You have heard me – and many others – write about how the times for the church are changing dramatically. This is true, but I believe this change has been going on for at least 40 years. One paper I read years ago claimed that this has been happening since the 1930’s! The research showed that the growth of church membership has not kept up with the growth of population, at least in America.
Whatever the case, we can see change taking place, and many congregations are closing around us. As I sat in the closing service for one of our churches recently, I was amazed as I listened to all they had done over the years, and someone else said to me afterwards, “It seems like they did everything right, and still, they closed! Is there any hope for any of us?”
The short answer is – Yes. Here is what I have taken away from these sad occurrences:
1) So many of our churches did “all the right things” for a very long time, but at some point – maybe they saw their neighborhoods changing and got afraid, or maybe they got comfortable in their ministry – the stopped doing new things.
2) Most congregations are stuck in the 1950’s – the 1850’s. That is, they are either still basking in the glory days after WWII when our buildings were hubs and our pews were mostly full, or they are stuck in traditions that began a century and a half ago and refuse to update.
3) They have stayed away from risky and challenging conversations. They didn’t want to talk about racism, or homophobia, or the environmental crisis.
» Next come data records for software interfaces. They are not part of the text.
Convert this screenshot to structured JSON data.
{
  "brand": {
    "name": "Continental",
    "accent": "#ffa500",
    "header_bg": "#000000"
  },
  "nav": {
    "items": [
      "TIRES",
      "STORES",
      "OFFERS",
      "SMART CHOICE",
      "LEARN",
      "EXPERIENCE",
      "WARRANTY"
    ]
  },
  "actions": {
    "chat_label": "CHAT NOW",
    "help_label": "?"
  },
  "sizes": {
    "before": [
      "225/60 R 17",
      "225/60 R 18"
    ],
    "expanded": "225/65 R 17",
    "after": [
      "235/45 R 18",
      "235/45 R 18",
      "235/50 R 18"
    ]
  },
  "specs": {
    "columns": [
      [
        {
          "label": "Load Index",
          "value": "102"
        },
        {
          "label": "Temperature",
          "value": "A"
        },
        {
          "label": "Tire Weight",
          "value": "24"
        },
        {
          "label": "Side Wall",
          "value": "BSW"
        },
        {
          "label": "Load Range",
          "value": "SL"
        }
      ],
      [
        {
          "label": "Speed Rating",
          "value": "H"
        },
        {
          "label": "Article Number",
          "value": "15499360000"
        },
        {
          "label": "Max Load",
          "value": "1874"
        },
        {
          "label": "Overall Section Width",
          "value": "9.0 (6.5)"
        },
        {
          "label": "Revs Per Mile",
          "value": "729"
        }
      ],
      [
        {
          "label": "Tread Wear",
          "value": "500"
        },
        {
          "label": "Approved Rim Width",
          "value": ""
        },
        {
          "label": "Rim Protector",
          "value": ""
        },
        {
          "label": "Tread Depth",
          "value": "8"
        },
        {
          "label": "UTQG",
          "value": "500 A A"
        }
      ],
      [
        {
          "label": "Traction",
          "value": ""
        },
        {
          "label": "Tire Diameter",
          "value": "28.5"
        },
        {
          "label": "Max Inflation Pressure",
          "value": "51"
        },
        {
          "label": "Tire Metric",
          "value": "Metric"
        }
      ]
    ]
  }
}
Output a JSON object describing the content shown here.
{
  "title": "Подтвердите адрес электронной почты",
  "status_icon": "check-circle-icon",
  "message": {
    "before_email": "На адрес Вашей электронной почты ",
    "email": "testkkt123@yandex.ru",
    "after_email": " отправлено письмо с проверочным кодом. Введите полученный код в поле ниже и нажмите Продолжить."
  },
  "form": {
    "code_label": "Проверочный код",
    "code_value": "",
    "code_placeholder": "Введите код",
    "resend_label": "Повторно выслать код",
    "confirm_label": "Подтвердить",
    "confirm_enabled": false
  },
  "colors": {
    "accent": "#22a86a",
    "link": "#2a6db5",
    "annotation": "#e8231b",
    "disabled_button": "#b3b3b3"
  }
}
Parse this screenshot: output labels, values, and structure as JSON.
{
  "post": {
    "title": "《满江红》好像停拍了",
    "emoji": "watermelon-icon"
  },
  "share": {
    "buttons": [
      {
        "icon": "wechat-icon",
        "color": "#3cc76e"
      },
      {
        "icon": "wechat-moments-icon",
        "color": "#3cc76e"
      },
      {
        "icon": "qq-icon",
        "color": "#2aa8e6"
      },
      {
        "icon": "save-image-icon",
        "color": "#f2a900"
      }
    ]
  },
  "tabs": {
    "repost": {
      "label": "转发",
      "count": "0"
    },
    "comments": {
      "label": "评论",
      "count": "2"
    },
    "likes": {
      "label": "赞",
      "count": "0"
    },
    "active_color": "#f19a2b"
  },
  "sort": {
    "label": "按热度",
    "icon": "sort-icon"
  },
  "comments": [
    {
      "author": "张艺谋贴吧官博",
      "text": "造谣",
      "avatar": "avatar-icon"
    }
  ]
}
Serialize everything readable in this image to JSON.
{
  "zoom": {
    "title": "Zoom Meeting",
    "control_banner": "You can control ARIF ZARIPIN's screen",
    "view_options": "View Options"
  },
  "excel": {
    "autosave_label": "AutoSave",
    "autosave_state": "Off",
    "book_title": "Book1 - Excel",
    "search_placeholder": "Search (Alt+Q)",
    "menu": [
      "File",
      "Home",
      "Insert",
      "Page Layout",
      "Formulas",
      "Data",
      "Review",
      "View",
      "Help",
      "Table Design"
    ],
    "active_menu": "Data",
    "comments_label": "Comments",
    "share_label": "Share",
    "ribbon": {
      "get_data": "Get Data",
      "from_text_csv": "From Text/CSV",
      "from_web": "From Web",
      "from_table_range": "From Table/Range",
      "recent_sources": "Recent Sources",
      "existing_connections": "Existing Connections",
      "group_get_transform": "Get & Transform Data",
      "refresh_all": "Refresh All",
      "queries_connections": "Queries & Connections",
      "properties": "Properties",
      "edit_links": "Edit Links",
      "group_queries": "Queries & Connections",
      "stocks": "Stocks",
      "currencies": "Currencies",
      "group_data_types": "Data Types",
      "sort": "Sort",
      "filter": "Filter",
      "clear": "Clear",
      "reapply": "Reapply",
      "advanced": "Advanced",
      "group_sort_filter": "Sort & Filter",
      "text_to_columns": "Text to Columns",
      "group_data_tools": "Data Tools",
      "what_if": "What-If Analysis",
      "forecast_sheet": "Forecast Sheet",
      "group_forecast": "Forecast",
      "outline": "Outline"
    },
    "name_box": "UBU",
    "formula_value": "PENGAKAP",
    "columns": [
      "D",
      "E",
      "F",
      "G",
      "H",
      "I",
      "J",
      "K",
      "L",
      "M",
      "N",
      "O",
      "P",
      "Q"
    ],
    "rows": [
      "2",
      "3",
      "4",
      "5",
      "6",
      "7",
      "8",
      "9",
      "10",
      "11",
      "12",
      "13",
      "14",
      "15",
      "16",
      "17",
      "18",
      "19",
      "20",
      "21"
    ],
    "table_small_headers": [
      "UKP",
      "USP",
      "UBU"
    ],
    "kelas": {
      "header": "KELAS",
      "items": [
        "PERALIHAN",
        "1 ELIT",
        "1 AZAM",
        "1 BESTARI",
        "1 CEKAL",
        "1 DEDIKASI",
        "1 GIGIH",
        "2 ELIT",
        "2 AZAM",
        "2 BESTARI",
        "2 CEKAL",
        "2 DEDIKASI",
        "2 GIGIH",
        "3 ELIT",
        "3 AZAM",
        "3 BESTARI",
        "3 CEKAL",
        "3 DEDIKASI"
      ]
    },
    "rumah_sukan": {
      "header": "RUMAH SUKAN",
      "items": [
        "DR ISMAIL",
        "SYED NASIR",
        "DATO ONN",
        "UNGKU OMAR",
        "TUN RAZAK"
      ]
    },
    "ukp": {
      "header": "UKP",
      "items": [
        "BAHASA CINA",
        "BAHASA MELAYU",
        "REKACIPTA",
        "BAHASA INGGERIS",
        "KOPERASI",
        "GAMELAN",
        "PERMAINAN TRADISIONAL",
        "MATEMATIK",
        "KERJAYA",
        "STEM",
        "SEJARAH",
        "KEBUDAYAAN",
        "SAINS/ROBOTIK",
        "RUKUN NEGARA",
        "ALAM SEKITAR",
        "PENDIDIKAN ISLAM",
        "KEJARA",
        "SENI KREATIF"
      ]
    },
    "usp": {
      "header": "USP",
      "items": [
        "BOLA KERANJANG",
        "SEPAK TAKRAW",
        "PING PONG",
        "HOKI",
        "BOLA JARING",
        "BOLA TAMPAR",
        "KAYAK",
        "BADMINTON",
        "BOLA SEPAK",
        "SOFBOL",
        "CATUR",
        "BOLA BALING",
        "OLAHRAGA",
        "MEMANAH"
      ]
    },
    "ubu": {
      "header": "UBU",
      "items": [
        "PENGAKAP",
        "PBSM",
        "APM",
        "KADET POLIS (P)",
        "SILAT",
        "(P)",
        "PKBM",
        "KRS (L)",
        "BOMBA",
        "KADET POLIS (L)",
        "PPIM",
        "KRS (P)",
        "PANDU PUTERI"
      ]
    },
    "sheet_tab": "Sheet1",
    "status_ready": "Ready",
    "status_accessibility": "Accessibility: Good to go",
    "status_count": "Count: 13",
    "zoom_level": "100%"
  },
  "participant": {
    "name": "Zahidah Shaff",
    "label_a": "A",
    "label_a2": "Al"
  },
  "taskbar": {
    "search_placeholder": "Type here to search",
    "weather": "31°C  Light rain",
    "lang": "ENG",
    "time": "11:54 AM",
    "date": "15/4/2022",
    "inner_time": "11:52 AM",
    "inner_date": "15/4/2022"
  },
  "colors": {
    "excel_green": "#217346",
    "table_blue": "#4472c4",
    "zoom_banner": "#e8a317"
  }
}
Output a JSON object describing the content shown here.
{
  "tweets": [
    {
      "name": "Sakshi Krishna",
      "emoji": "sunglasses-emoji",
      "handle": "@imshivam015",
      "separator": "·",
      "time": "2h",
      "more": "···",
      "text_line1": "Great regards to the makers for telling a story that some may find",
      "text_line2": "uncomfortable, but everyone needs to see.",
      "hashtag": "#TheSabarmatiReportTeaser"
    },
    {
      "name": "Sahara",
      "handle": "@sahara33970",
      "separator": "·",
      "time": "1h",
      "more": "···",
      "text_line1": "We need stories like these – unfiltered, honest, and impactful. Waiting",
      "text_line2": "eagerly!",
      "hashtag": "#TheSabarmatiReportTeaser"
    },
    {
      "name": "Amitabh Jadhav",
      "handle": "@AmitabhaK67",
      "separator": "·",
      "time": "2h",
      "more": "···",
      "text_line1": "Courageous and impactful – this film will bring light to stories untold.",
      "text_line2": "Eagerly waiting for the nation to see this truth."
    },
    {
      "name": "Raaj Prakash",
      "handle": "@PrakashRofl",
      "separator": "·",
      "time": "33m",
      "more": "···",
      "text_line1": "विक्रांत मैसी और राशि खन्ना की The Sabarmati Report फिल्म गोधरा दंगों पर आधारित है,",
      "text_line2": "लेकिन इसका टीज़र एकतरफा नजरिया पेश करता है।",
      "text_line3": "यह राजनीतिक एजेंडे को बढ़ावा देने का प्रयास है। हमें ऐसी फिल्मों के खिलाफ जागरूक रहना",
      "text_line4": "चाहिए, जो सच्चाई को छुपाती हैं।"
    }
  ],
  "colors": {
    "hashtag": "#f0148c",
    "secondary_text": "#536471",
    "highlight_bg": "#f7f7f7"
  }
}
They played it safe, and in the end, it had the opposite effect they were hoping for.
4) While we are all supposed to spend time together in Christian Fellowship, many of the activities our churches created were secular in nature. Instead of focusing on what churches should do – excellent worship, prayer, bible study, etc – they created closed clubs and country clubs. Those things are fine, but they aren’t church.
5) The members are the ones who have, in reality, killed the church. Most of our congregations have at least 2/3 of their members listed as inactive. Many of our active members do not give generously – too many give like it is still, well, 1950 or 1850. Don’t get me wrong – there are many very generous people giving to our congregations, but when 20% of the members pay for 100% of the ministry, something somewhere has to give.
We aren’t meant to just survive – we are meant to thrive! We are here to care for widows and orphans, feed the hungry, clothe the naked, house the homeless, and share the Gospel (there’s a lot more, but I am running out of space). You should be active in the ministry of a congregation that is working out its faith every day. Share that with your friends and neighbors – and help your church to thrive in the 21st century.
Steve Ohnsman has been the pastor of Calvary UCC in Reading, PA, since 1999. He has a BA in Religion & Philosophy from Wilmington College (OH), and MDiv from Drew Theological Seminary (NJ), a DMin in Christian Ethics from United Theological Seminary (OH), and a PhD in Leadership from Alvernia University (PA).